so she couldn’t always understand what was being said.

She was shy and fearful from the beginning,
knowing she didn’t belong,
worried about doing the wrong thing,
cringing when others laid back ears at her or bared their teeth,
she always hung back and let others go first,
waiting hungry and thirsty while others had their fill.

What she did best was be a mother herself,
devoting herself to the care of her foals,
as they became the light of her life
though still covered with the cloud of not belonging,
she grieved loudly at their weanling goodbyes.

Still, two decades later, in her retirement,
she is shy and submissive, still feeling foreign,
as if she never quite fit in,
always letting others go first,
concerned about making a misstep.

I think of her as an immigrant
who never felt at home
unless she had a baby at her side~
to live alongside one to whom she finally belonged:
how does one measure the pain of true joy and love
while knowing the violence of separation is inevitable?

thank you to Lea Gibson Lozano and Emily Vander Haak for their photos of Belinda and her babies

So Much Better

How much better it is
to carry wood to the fire
than to moan about your life.
How much better
to throw the garbage
onto the compost, or to pin the clean
sheet on the line,
With a gray-brown wooden clothes pin.
~Jane Kenyon “The Clothespin”

I get easily overwhelmed with everything that needs to get done:
a full day of telehealth computer visits with patients from home but all the usual household and farm tasks waiting for me –grass to mow, flower beds to weed, garden to plant, fences to fix, manure to haul, animals to brush out — the list is endless and there are never enough hours in the day.  

So of course, I moan and whine and write about it.

Or I can set to work, tackling one thing at a time.  A simple task is accomplished, and then another, like hanging clothes on the line: this one is done, and now this one, pinned and hanging to freshen, renewed, in the spring breezes.

At the end of the day, I pull them down, bury my face in them and breathe deeply, knowing how much better I am than before I began.

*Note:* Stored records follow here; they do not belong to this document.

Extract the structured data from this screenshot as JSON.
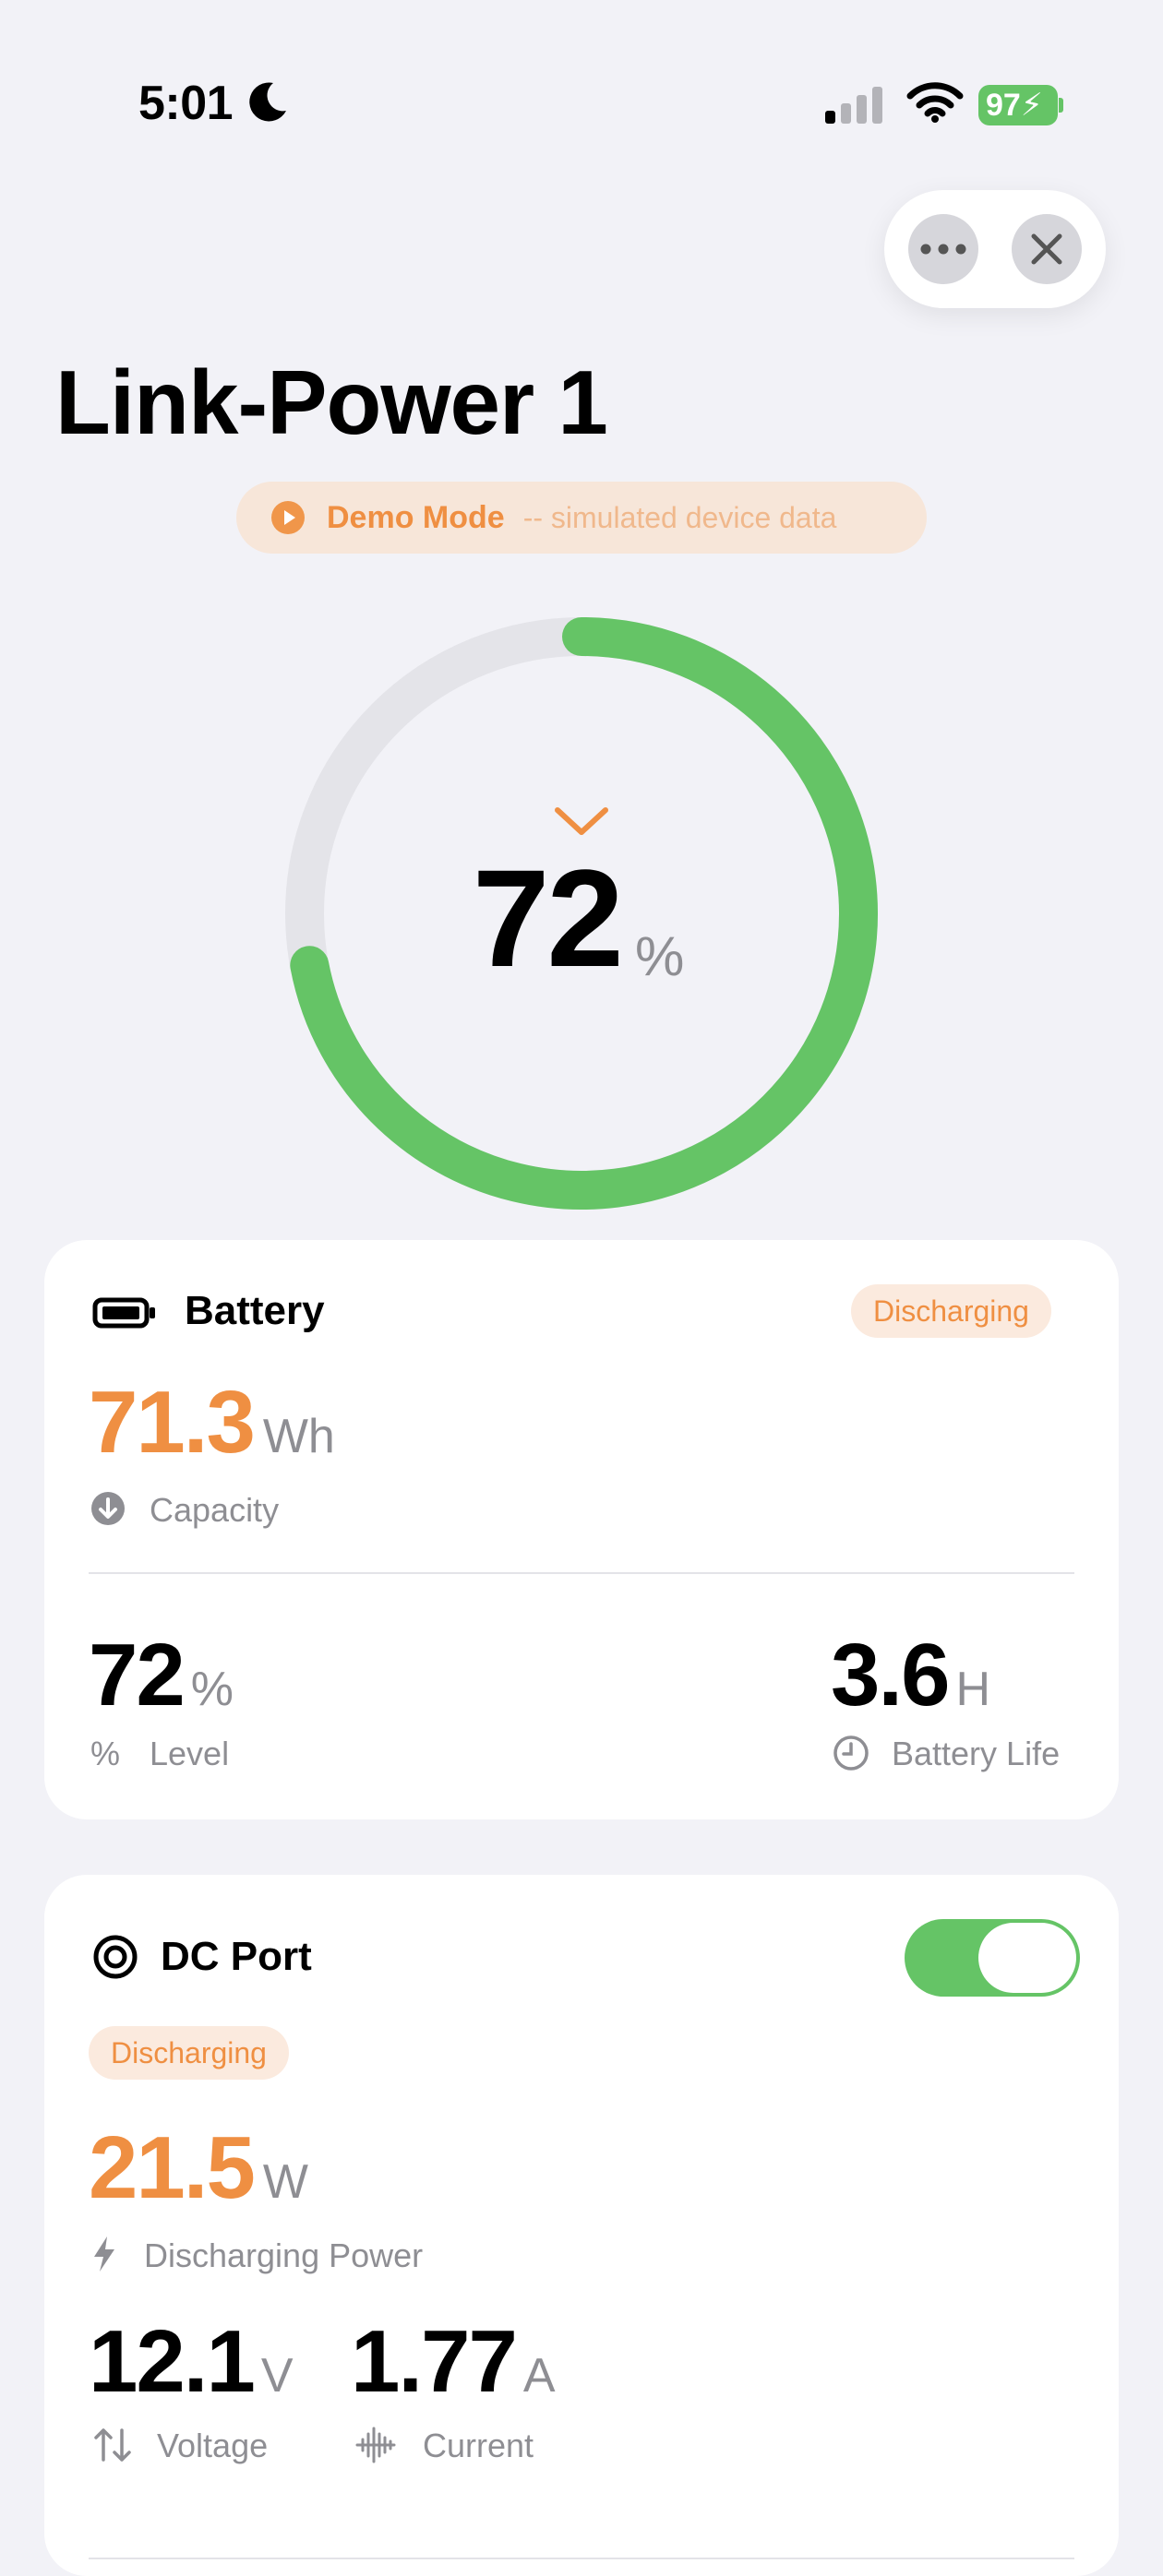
{
  "status_bar": {
    "time": "5:01",
    "battery_level": "97"
  },
  "header": {
    "title": "Link-Power 1"
  },
  "demo": {
    "mode_label": "Demo Mode",
    "description": "-- simulated device data"
  },
  "gauge": {
    "value": "72",
    "unit": "%",
    "level_fraction": 0.72,
    "color": "#65c466",
    "track_color": "#e4e4e9"
  },
  "battery_card": {
    "title": "Battery",
    "status": "Discharging",
    "capacity": {
      "value": "71.3",
      "unit": "Wh",
      "label": "Capacity"
    },
    "level": {
      "value": "72",
      "unit": "%",
      "label": "Level",
      "icon_text": "%"
    },
    "life": {
      "value": "3.6",
      "unit": "H",
      "label": "Battery Life"
    }
  },
  "dc_card": {
    "title": "DC Port",
    "toggle_on": true,
    "status": "Discharging",
    "power": {
      "value": "21.5",
      "unit": "W",
      "label": "Discharging Power"
    },
    "voltage": {
      "value": "12.1",
      "unit": "V",
      "label": "Voltage"
    },
    "current": {
      "value": "1.77",
      "unit": "A",
      "label": "Current"
    }
  },
  "colors": {
    "accent_orange": "#ef8f42",
    "green": "#65c466",
    "background": "#f2f2f7"
  }
}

So much better.

A Tumultuous Privacy of Storm

Announced by all the trumpets of the sky,
Arrives the snow, and, driving o’er the fields,
Seems nowhere to alight: the whited air
Hides hills and woods, the river, and the heaven,
And veils the farm-house at the garden’s end.
The sled and traveller stopped, the courier’s feet
Delayed, all friends shut out, the housemates sit
Around the radiant fireplace, enclosed
In a tumultuous privacy of storm.

Come see the north wind’s masonry.
Out of an unseen quarry evermore
Furnished with tile, the fierce artificer
Curves his white bastions with projected roof
Round every windward stake, or tree, or door.

Built in an age, the mad wind’s night-work,
The frolic architecture of the snow.
~Ralph Waldo Emerson from “The Snow-Storm”

The barn bears the weight
of the first heavy snow
without complaint.

White breath of cows
rises in the tie-up, a man
wearing a frayed winter jacket
reaches for his milking stool
in the dark.

The cows have gone into the ground,
and the man,
his wife beside him now.

A nuthatch drops
to the ground, feeding
on sunflower seed and bits of bread
I scattered on the snow.

The cats doze near the stove.
They lift their heads
as the plow goes down the road,
making the house
tremble as it passes.
~Jane Kenyon “This Morning”

We’ve seen harsher northeast winds, we’ve seen heavier snow. Yet there is something refreshingly disruptive about the once or twice a year overnight snow storm: it transforms, transcends and transfigures.

So we stay home when the weather and farms demand we do, to feed and water ourselves and our animals and the wild ones around us. It is a quiet and private and tumultuous time, a time to be attuned to one another.

The ultimate snow day, when all is atremble.